Dickey has written three books on area pioneer cemeteries, including two on the community of Buxton. What began with a love of family has turned into a passion for history.
“I started out doing my own family research, and now I do it for other people, too,” she said. “I’m very family-oriented, and I like history and the research involved.”
She is now working in the old part of Eddyville Cemetery, which has about 900 burials in that section alone. She’s already worked on 200 broken stones, many of which are made of sandstone, the most difficult type to repair. Shifting sand caused many of the headstones to sink straight down into the ground, where they can be damaged or covered with grass over time.
One of the most interesting parts of the restoration work Dickey is doing has been witching for graves. While some people don’t believe that it really works, Dickey says she has had great success with it.
To witch for graves, Dickey will take two L-shaped metal rods and place the handles in the shell of a plastic pen. This will give the rods free movement inside the plastic. Then, as she walks through the cemetery, the rods will actually cross when they pass over a grave, and she can mark the spot with flags.
“If it’s a male grave, they will cross at the feet [of the buried body]. If it’s a female, they will cross at the head,” she said. “And now, if it’s a cremation, they will spin.”

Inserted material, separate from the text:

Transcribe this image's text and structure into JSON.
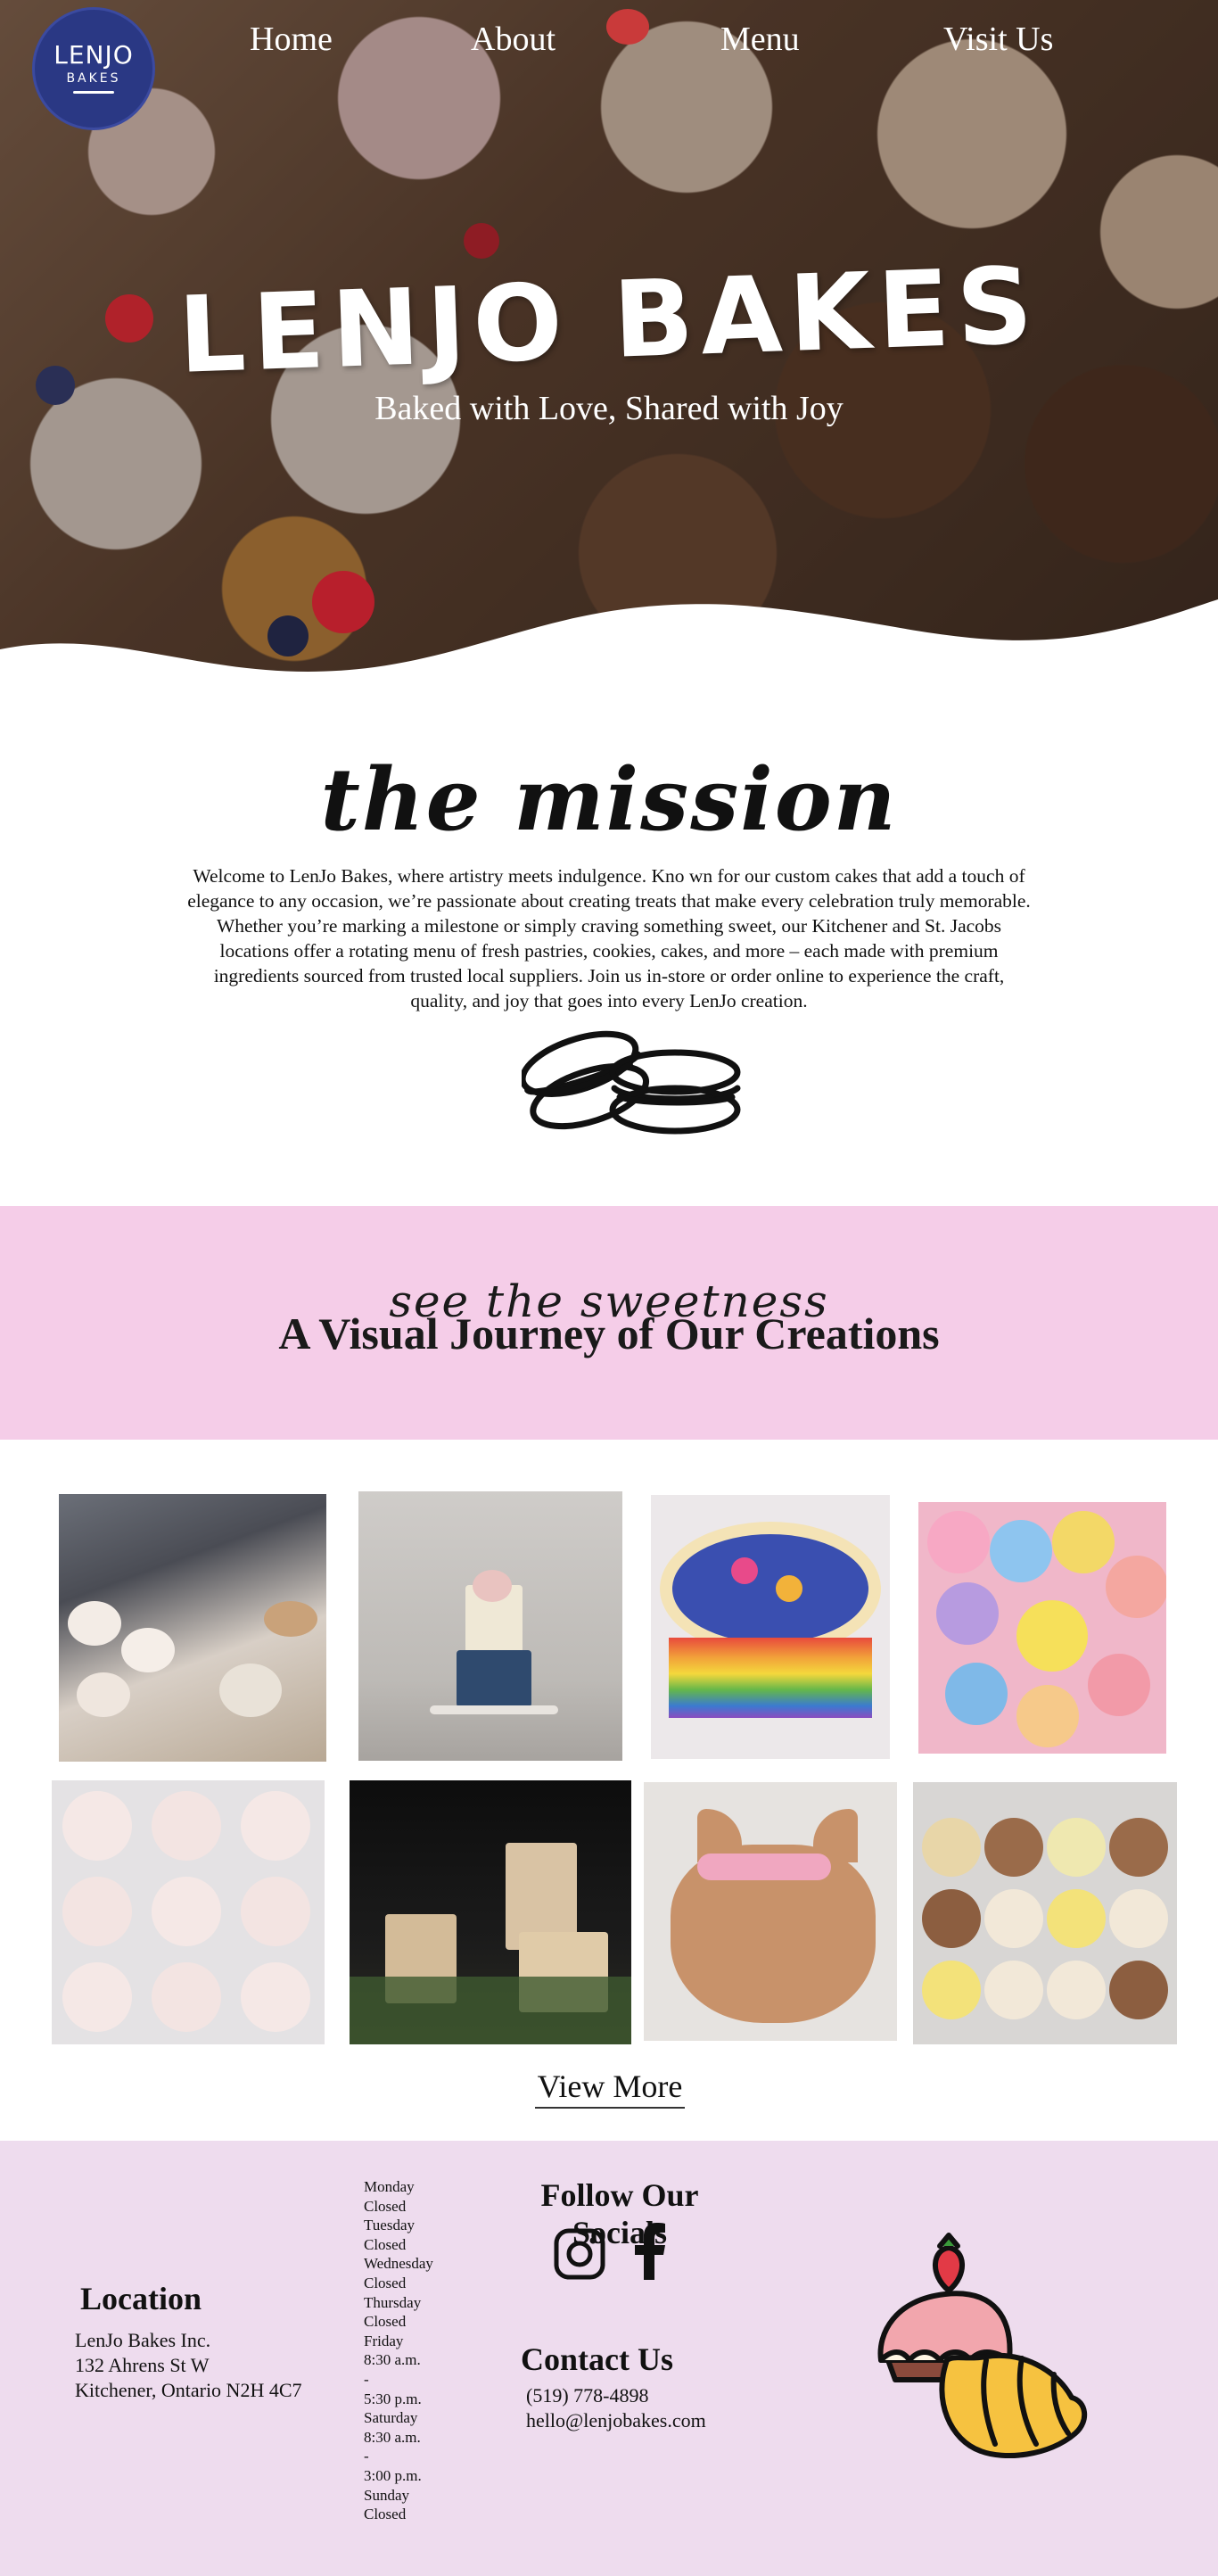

Dickey says that not everybody can witch for graves — in a group she took to a cemetery recently, she was the only one who could. Other times, everyone sees results. And not everyone will have the same results, either. For some people, the rods will cross at the head or feet. For others, they will cross or swing out, pointing in the right direction. It will vary from person to person, she said.